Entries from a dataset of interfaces
****************************************

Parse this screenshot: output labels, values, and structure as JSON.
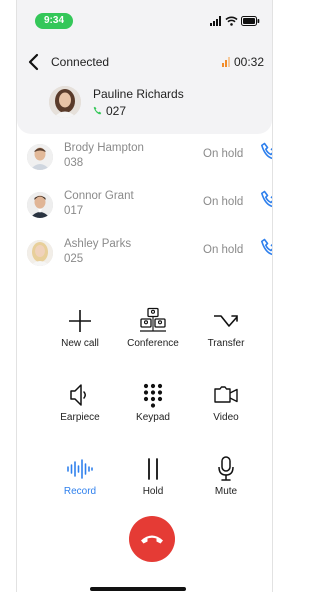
{
  "status_bar": {
    "time": "9:34"
  },
  "header": {
    "title": "Connected",
    "duration": "00:32"
  },
  "active_call": {
    "name": "Pauline Richards",
    "ext": "027"
  },
  "held_calls": [
    {
      "name": "Brody Hampton",
      "ext": "038",
      "status": "On hold"
    },
    {
      "name": "Connor Grant",
      "ext": "017",
      "status": "On hold"
    },
    {
      "name": "Ashley Parks",
      "ext": "025",
      "status": "On hold"
    }
  ],
  "actions": {
    "new_call": "New call",
    "conference": "Conference",
    "transfer": "Transfer",
    "earpiece": "Earpiece",
    "keypad": "Keypad",
    "video": "Video",
    "record": "Record",
    "hold": "Hold",
    "mute": "Mute"
  },
  "colors": {
    "accent": "#2f80ed",
    "end_call": "#e53b35",
    "call_green": "#34c759",
    "signal_orange": "#f28c28"
  }
}
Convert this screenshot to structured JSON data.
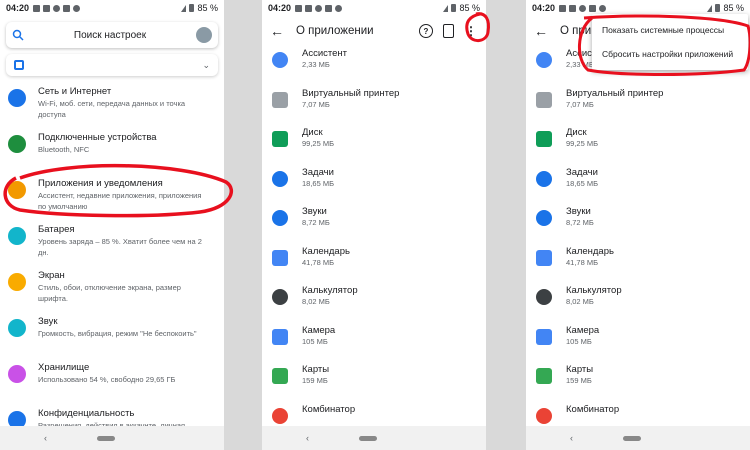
{
  "status": {
    "time": "04:20",
    "battery": "85 %"
  },
  "settings": {
    "search_label": "Поиск настроек",
    "items": [
      {
        "title": "Сеть и Интернет",
        "desc1": "Wi-Fi, моб. сети, передача данных и точка",
        "desc2": "доступа",
        "icon": "wifi-icon",
        "color": "#1a73e8"
      },
      {
        "title": "Подключенные устройства",
        "desc1": "Bluetooth, NFC",
        "desc2": "",
        "icon": "devices-icon",
        "color": "#1e8e3e"
      },
      {
        "title": "Приложения и уведомления",
        "desc1": "Ассистент, недавние приложения, приложения",
        "desc2": "по умолчанию",
        "icon": "apps-grid-icon",
        "color": "#f29900"
      },
      {
        "title": "Батарея",
        "desc1": "Уровень заряда – 85 %. Хватит более чем на 2",
        "desc2": "дн.",
        "icon": "battery-icon",
        "color": "#12b5cb"
      },
      {
        "title": "Экран",
        "desc1": "Стиль, обои, отключение экрана, размер",
        "desc2": "шрифта.",
        "icon": "brightness-icon",
        "color": "#f9ab00"
      },
      {
        "title": "Звук",
        "desc1": "Громкость, вибрация, режим \"Не беспокоить\"",
        "desc2": "",
        "icon": "volume-icon",
        "color": "#12b5cb"
      },
      {
        "title": "Хранилище",
        "desc1": "Использовано 54 %, свободно 29,65 ГБ",
        "desc2": "",
        "icon": "storage-icon",
        "color": "#c951e7"
      },
      {
        "title": "Конфиденциальность",
        "desc1": "Разрешения, действия в аккаунте, личная",
        "desc2": "",
        "icon": "privacy-icon",
        "color": "#1a73e8"
      }
    ]
  },
  "appinfo": {
    "title": "О приложении",
    "title_cut": "О при",
    "apps": [
      {
        "name": "Ассистент",
        "size": "2,33 МБ",
        "icon": "assistant-icon",
        "color": "#4285f4",
        "shape": "round"
      },
      {
        "name": "Виртуальный принтер",
        "size": "7,07 МБ",
        "icon": "printer-icon",
        "color": "#9aa0a6",
        "shape": "sq"
      },
      {
        "name": "Диск",
        "size": "99,25 МБ",
        "icon": "drive-icon",
        "color": "#0f9d58",
        "shape": "sq"
      },
      {
        "name": "Задачи",
        "size": "18,65 МБ",
        "icon": "tasks-icon",
        "color": "#1a73e8",
        "shape": "round"
      },
      {
        "name": "Звуки",
        "size": "8,72 МБ",
        "icon": "sounds-icon",
        "color": "#1a73e8",
        "shape": "round"
      },
      {
        "name": "Календарь",
        "size": "41,78 МБ",
        "icon": "calendar-icon",
        "color": "#4285f4",
        "shape": "sq"
      },
      {
        "name": "Калькулятор",
        "size": "8,02 МБ",
        "icon": "calculator-icon",
        "color": "#3c4043",
        "shape": "round"
      },
      {
        "name": "Камера",
        "size": "105 МБ",
        "icon": "camera-icon",
        "color": "#4285f4",
        "shape": "sq"
      },
      {
        "name": "Карты",
        "size": "159 МБ",
        "icon": "maps-icon",
        "color": "#34a853",
        "shape": "sq"
      },
      {
        "name": "Комбинатор",
        "size": "",
        "icon": "combinator-icon",
        "color": "#ea4335",
        "shape": "round"
      }
    ]
  },
  "menu": {
    "show_system": "Показать системные процессы",
    "reset_prefs": "Сбросить настройки приложений"
  },
  "colors": {
    "annotation": "#e8101e"
  }
}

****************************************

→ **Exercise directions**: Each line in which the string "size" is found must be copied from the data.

→ **Response to this task**:
        "size": "2,33 МБ",
        "size": "7,07 МБ",
        "size": "99,25 МБ",
        "size": "18,65 МБ",
        "size": "8,72 МБ",
        "size": "41,78 МБ",
        "size": "8,02 МБ",
        "size": "105 МБ",
        "size": "159 МБ",
        "size": "",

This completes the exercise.